Versus Trump is a podcast where we discuss how the Trump Administration is breaking the law, and what people are doing about it. Listen in the player below or directly on Soundcloud, and subscribe here with any podcast player or here in iTunes.
This Week's Episode: "A New Sheriff In Town" + Zephyr Teachout
On the inaugural episode, we start off with a quick intro and then get right into a discussion of consent decrees [2:54-33:49], debating whether Attorney General Sessions can undo agreements that the Obama administration reached with troubled police departments around the country and whether there is any hope for policing reform if the federal government decides to leave local police departments to their own devices. Take Care’s criminal justice coverage is here.
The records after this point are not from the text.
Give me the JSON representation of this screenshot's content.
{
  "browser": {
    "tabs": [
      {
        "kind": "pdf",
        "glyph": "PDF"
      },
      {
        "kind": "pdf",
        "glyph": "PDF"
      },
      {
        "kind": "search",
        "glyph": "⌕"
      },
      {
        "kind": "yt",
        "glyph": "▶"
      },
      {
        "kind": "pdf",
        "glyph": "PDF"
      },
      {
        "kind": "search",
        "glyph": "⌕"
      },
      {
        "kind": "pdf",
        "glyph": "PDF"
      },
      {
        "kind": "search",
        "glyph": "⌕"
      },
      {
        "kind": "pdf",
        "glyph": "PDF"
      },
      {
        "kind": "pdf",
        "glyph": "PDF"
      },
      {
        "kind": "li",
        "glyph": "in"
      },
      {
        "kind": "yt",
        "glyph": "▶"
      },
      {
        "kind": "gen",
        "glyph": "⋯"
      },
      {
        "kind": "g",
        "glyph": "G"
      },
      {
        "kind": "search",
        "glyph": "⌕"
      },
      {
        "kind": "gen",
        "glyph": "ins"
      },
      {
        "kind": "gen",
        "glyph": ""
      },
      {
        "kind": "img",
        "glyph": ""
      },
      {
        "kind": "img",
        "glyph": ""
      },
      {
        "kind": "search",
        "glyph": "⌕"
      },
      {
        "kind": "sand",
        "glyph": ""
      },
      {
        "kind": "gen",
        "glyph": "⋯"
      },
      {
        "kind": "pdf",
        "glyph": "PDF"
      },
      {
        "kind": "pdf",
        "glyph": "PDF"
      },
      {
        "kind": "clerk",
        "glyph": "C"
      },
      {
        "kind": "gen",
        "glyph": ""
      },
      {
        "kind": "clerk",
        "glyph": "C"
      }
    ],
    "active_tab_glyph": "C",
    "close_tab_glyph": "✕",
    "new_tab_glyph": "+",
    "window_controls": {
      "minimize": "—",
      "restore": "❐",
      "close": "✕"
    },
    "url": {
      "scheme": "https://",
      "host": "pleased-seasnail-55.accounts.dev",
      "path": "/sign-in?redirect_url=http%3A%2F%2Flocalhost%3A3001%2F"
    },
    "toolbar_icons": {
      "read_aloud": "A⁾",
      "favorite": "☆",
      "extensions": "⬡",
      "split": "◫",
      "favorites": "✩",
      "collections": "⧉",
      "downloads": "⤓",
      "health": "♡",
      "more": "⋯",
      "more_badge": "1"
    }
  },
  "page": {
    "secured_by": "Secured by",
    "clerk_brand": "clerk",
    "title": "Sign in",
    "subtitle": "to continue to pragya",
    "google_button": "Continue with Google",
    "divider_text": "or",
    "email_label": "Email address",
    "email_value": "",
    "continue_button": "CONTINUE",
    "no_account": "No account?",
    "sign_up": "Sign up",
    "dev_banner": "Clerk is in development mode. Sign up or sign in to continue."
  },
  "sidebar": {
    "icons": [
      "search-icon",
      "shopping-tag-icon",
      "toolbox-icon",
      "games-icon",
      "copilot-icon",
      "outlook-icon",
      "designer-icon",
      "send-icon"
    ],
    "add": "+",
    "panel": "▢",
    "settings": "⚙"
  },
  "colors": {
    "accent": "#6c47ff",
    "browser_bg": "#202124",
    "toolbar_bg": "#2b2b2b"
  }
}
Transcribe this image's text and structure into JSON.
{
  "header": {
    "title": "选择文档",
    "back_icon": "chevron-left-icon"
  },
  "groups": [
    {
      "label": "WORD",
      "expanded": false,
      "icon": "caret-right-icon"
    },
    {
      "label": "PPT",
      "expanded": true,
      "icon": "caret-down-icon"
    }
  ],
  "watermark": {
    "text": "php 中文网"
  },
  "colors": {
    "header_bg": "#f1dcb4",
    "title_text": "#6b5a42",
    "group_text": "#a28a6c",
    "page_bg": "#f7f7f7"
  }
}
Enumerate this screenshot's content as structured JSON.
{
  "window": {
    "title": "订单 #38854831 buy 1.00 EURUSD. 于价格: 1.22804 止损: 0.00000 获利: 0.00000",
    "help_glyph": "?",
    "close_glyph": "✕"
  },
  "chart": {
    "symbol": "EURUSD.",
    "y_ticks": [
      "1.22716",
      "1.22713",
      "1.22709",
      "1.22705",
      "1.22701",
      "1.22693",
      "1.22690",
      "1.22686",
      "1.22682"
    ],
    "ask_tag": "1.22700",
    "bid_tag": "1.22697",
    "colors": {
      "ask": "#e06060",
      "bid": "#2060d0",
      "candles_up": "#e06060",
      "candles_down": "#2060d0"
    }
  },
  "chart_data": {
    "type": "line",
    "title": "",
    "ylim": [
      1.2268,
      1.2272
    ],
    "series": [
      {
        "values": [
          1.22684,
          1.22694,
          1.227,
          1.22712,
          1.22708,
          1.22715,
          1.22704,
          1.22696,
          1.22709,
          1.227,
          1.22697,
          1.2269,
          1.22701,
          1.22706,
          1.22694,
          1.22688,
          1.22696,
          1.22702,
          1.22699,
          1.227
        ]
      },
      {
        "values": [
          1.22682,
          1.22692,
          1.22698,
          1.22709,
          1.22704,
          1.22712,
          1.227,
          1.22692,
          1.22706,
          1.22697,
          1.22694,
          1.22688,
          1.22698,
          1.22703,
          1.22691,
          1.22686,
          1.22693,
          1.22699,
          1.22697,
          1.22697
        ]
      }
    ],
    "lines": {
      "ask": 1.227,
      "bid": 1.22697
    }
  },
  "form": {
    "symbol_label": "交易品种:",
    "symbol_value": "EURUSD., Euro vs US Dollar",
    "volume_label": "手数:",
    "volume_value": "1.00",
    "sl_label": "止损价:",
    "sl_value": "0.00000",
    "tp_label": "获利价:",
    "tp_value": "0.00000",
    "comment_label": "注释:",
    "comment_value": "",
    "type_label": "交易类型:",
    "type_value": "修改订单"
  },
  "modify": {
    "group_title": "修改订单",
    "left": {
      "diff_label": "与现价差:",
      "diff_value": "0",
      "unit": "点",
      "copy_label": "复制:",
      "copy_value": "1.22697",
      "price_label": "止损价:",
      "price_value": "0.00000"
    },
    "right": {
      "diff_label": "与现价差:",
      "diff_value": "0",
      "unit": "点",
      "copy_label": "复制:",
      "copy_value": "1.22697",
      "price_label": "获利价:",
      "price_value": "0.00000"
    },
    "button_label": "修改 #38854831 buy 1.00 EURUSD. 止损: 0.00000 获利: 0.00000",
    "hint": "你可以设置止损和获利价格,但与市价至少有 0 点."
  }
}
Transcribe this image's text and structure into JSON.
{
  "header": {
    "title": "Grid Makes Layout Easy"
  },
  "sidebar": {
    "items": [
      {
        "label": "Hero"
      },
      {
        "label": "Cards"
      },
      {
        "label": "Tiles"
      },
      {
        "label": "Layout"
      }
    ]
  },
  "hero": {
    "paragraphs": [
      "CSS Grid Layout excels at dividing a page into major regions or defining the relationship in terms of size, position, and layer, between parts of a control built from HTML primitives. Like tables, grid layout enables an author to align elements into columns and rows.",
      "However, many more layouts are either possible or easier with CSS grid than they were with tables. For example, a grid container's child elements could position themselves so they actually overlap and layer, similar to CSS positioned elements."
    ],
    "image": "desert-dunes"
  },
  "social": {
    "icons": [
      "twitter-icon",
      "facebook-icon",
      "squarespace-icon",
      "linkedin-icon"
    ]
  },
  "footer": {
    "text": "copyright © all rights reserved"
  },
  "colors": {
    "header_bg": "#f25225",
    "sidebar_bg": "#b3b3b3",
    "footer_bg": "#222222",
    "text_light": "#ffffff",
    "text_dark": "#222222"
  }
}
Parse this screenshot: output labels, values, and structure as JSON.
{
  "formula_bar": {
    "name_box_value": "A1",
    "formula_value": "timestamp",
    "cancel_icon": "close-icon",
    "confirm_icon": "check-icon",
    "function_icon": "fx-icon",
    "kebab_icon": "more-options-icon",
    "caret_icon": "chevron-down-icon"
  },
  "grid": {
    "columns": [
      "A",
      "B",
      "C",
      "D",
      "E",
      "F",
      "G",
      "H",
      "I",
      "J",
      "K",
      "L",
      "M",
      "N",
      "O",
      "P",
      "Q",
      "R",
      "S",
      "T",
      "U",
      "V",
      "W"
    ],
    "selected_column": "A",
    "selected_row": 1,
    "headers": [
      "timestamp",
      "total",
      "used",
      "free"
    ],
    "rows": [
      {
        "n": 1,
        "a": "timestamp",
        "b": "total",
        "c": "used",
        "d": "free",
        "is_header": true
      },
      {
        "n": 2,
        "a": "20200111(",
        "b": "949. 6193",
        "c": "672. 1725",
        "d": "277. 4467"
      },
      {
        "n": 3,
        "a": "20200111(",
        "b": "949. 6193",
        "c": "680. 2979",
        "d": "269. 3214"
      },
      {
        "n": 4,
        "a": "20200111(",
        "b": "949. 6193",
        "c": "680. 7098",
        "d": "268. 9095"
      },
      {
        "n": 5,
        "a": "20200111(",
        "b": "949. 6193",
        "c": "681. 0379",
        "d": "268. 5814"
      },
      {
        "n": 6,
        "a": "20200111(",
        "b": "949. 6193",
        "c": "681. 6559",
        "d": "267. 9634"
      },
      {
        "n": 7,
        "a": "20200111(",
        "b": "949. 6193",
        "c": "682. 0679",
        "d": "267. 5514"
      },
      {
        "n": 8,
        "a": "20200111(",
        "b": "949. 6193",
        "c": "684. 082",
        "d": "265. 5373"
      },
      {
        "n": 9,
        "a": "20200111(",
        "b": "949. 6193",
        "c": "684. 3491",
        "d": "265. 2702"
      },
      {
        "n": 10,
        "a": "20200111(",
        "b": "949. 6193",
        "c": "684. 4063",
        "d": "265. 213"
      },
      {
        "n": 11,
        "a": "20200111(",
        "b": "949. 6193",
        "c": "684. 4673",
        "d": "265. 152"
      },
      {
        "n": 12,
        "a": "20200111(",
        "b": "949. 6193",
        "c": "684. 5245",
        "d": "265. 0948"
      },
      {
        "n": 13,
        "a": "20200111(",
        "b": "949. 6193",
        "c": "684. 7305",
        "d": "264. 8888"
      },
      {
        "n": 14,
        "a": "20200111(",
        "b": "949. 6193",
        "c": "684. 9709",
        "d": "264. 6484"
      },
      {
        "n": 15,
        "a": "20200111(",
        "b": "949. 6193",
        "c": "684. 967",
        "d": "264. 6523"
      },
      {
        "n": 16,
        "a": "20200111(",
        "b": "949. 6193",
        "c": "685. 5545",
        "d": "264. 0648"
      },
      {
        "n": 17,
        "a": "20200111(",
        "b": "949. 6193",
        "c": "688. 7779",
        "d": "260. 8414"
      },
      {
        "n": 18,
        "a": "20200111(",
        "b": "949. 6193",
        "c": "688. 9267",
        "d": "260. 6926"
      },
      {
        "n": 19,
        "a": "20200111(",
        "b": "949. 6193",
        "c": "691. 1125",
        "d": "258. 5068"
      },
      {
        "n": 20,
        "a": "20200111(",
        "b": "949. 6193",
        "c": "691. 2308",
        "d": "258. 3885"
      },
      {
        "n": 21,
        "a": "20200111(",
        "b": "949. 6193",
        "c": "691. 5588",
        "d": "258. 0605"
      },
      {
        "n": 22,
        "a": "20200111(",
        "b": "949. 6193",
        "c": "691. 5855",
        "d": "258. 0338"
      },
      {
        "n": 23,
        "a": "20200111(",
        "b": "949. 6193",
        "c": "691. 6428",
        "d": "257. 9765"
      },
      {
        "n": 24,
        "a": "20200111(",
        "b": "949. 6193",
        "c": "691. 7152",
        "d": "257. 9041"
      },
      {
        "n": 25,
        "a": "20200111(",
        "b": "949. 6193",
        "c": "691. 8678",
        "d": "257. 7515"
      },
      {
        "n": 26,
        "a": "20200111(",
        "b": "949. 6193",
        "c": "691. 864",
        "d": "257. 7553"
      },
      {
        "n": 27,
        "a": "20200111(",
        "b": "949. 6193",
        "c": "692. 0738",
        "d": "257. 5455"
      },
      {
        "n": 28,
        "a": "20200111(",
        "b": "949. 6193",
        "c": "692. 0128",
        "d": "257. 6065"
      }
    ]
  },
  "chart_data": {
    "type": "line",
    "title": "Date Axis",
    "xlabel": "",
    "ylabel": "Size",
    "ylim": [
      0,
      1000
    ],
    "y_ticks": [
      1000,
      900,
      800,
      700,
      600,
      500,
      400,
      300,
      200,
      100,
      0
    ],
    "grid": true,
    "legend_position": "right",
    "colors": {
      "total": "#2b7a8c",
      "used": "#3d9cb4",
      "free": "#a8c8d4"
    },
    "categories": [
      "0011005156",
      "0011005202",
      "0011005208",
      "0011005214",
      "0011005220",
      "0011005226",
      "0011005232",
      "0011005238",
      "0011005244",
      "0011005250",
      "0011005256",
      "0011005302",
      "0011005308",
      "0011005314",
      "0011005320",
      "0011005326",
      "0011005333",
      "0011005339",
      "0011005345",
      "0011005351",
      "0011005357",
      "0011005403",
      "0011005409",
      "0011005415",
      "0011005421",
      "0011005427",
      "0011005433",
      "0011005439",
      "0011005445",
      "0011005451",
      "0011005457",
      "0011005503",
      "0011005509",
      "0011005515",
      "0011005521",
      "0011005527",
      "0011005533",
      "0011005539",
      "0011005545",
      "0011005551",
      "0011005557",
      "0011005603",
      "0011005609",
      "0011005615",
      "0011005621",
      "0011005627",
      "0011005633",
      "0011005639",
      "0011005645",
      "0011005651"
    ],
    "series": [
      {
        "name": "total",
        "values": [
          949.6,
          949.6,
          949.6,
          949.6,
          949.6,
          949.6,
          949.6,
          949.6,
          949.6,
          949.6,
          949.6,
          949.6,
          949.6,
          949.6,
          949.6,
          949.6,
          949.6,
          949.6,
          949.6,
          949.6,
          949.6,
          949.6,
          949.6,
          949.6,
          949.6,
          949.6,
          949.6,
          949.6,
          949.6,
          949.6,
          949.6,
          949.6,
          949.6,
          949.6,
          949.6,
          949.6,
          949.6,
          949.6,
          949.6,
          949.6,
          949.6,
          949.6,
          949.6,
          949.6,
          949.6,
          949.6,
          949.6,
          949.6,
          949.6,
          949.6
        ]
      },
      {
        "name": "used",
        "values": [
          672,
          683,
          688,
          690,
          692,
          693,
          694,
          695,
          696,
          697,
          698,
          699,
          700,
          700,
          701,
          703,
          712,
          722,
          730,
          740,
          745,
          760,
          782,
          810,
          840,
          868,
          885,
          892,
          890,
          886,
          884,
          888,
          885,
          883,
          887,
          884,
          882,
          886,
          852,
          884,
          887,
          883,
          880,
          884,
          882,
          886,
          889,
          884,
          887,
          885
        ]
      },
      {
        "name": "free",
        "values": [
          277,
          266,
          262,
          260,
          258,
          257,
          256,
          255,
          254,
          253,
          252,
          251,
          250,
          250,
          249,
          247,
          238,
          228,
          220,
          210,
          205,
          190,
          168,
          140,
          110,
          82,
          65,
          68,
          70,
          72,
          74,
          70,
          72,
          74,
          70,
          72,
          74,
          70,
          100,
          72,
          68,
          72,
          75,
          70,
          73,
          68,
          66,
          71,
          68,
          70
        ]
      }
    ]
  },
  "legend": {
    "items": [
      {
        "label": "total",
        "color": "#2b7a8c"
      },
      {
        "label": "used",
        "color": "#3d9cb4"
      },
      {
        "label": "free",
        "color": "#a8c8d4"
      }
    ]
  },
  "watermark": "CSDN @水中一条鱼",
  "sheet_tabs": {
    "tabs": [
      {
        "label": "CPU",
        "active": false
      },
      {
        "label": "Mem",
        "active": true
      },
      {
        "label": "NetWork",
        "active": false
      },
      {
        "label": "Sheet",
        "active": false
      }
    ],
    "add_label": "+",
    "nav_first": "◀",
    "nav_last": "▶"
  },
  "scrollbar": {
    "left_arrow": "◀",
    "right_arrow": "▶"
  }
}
Next up [starting at 33:54], we have an interview with Zephyr Teachout, counsel to Citizens for Responsibility and Ethics in Washington, about whether President Trump violates the Foreign Emoluments Clause of the Constitution when his businesses receive money from foreign governments. Zephyr explains what an “emolument” is, the purpose of the Constitutional ban on foreign gifts, and at least four ways Trump is violating that prohibition. You can download the amended complaint here. Zephyr’s article, “The Anti-Corruption Principle,” can be found here. All of Take Care’s Emoluments Clause coverage is here.
Here are links to some of the other things we talked about on the first episode of the podcast:
Chiraag Bains’ Take Care post eating his prediction that the Department of Justice would stick with the Baltimore consent decree is here.
The Alabama Policy Institute’s report on consent decrees, featuring an introduction by then-Senator Jeff Sessions, is here.
The Baltimore Sun has been covering the DoJ’s request for more time and the city’s response, and reported on the approval of the consent decree here.
We mentioned Tucson police chief Chris Magnus’ tweet about the hypocrisy of arguing for local control while demanding police officers enforce immigration law.
The report from Seattle’s independent monitor on the success of that police department’s consent decree is here.
The text of the Baltimore consent decree is here.
We discussed the recent Chicago police union election, which is covered here.
Here’s a map of all the consent decrees that the Obama administration entered into.
We close our segment on consent decrees by mentioning some of the things that states can do without federal help. Here’s one pitch, from John Rappaport of the University of Chicago Law School, suggesting insurance regulation might be one avenue for reform.
Zephyr Teachout recommends John Mikhail’s post about the original meaning of the term “emoluments.”